- _WORK TO BE COMPLETED_
Each line of the data must reappear exactly in your answer, with no images included.

*** SOURCE DATA ***

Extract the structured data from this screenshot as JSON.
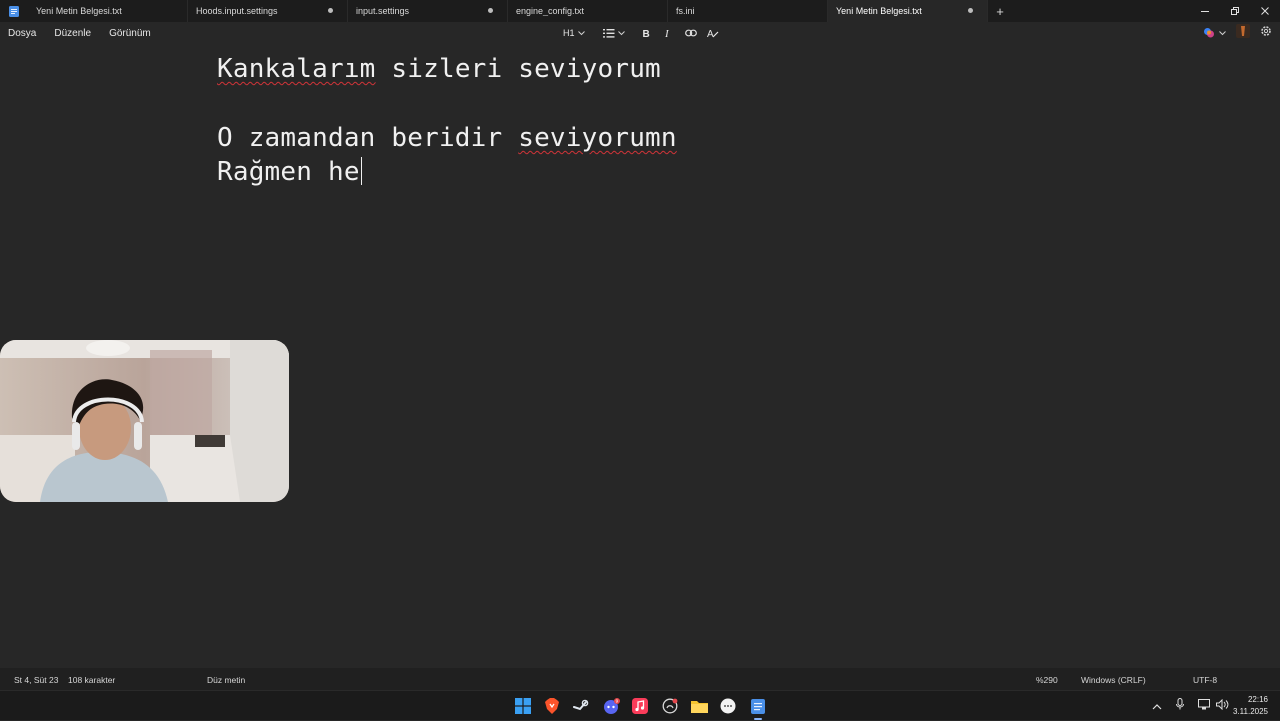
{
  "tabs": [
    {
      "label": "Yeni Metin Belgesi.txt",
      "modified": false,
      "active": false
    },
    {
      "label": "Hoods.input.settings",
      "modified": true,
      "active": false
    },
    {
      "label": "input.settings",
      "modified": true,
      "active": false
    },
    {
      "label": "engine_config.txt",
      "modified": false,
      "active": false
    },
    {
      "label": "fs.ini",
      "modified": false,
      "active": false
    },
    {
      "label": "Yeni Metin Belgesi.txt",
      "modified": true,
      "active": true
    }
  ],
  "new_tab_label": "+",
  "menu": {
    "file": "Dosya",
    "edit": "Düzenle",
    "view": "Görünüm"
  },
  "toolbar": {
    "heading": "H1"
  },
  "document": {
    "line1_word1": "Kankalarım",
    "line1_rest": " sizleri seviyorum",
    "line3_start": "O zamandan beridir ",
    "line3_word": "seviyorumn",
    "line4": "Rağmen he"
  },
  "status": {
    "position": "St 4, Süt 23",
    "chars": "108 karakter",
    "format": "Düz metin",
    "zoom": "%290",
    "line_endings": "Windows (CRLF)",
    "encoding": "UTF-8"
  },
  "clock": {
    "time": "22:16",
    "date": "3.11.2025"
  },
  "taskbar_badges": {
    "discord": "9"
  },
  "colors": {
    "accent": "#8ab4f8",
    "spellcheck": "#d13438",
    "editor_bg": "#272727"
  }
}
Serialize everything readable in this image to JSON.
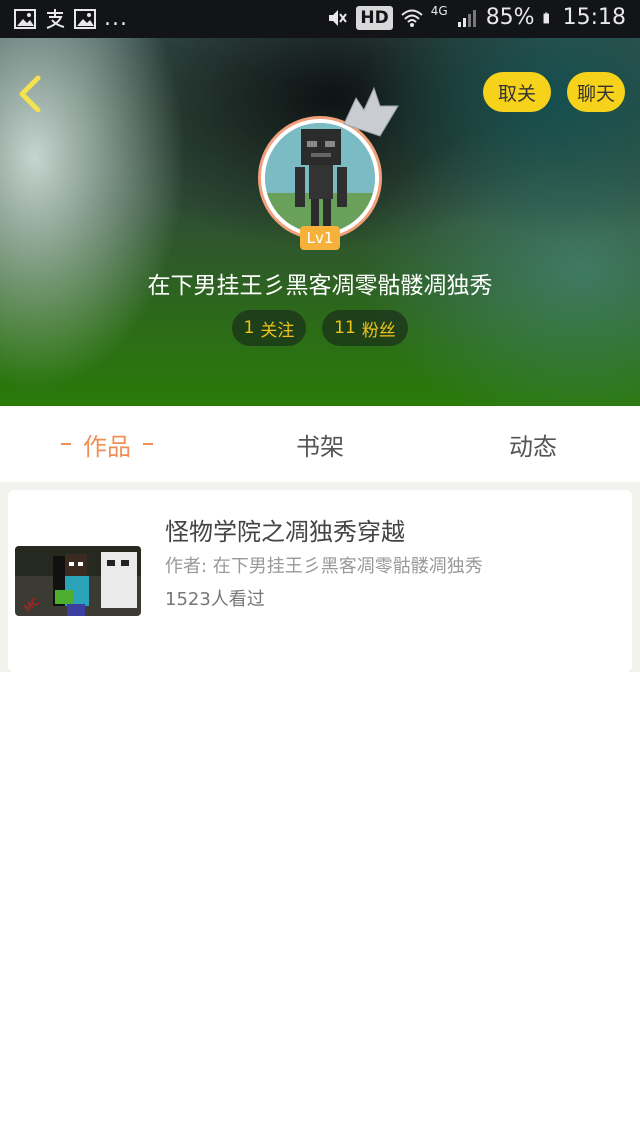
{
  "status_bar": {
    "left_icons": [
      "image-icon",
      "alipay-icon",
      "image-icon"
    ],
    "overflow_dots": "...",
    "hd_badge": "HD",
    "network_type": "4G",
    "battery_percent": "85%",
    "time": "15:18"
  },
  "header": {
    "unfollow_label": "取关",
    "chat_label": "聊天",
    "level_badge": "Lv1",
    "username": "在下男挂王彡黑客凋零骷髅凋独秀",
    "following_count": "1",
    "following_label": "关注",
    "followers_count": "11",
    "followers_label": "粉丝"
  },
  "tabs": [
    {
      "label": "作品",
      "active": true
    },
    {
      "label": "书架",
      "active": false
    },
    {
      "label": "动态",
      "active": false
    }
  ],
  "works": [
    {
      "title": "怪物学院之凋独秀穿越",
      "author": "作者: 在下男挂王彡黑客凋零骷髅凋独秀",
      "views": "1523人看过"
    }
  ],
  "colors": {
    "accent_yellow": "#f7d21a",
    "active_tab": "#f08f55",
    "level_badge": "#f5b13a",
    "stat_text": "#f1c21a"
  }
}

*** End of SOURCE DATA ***

- _ANSWER TO THE PROBLEM_
Extract the structured data from this screenshot as JSON.
{
  "tabs": [
    {
      "label": "Yeni Metin Belgesi.txt",
      "modified": false,
      "active": false
    },
    {
      "label": "Hoods.input.settings",
      "modified": true,
      "active": false
    },
    {
      "label": "input.settings",
      "modified": true,
      "active": false
    },
    {
      "label": "engine_config.txt",
      "modified": false,
      "active": false
    },
    {
      "label": "fs.ini",
      "modified": false,
      "active": false
    },
    {
      "label": "Yeni Metin Belgesi.txt",
      "modified": true,
      "active": true
    }
  ],
  "new_tab_label": "+",
  "menu": {
    "file": "Dosya",
    "edit": "Düzenle",
    "view": "Görünüm"
  },
  "toolbar": {
    "heading": "H1"
  },
  "document": {
    "line1_word1": "Kankalarım",
    "line1_rest": " sizleri seviyorum",
    "line3_start": "O zamandan beridir ",
    "line3_word": "seviyorumn",
    "line4": "Rağmen he"
  },
  "status": {
    "position": "St 4, Süt 23",
    "chars": "108 karakter",
    "format": "Düz metin",
    "zoom": "%290",
    "line_endings": "Windows (CRLF)",
    "encoding": "UTF-8"
  },
  "clock": {
    "time": "22:16",
    "date": "3.11.2025"
  },
  "taskbar_badges": {
    "discord": "9"
  },
  "colors": {
    "accent": "#8ab4f8",
    "spellcheck": "#d13438",
    "editor_bg": "#272727"
  }
}
Serialize everything readable in this image to JSON.
{
  "status_bar": {
    "left_icons": [
      "image-icon",
      "alipay-icon",
      "image-icon"
    ],
    "overflow_dots": "...",
    "hd_badge": "HD",
    "network_type": "4G",
    "battery_percent": "85%",
    "time": "15:18"
  },
  "header": {
    "unfollow_label": "取关",
    "chat_label": "聊天",
    "level_badge": "Lv1",
    "username": "在下男挂王彡黑客凋零骷髅凋独秀",
    "following_count": "1",
    "following_label": "关注",
    "followers_count": "11",
    "followers_label": "粉丝"
  },
  "tabs": [
    {
      "label": "作品",
      "active": true
    },
    {
      "label": "书架",
      "active": false
    },
    {
      "label": "动态",
      "active": false
    }
  ],
  "works": [
    {
      "title": "怪物学院之凋独秀穿越",
      "author": "作者: 在下男挂王彡黑客凋零骷髅凋独秀",
      "views": "1523人看过"
    }
  ],
  "colors": {
    "accent_yellow": "#f7d21a",
    "active_tab": "#f08f55",
    "level_badge": "#f5b13a",
    "stat_text": "#f1c21a"
  }
}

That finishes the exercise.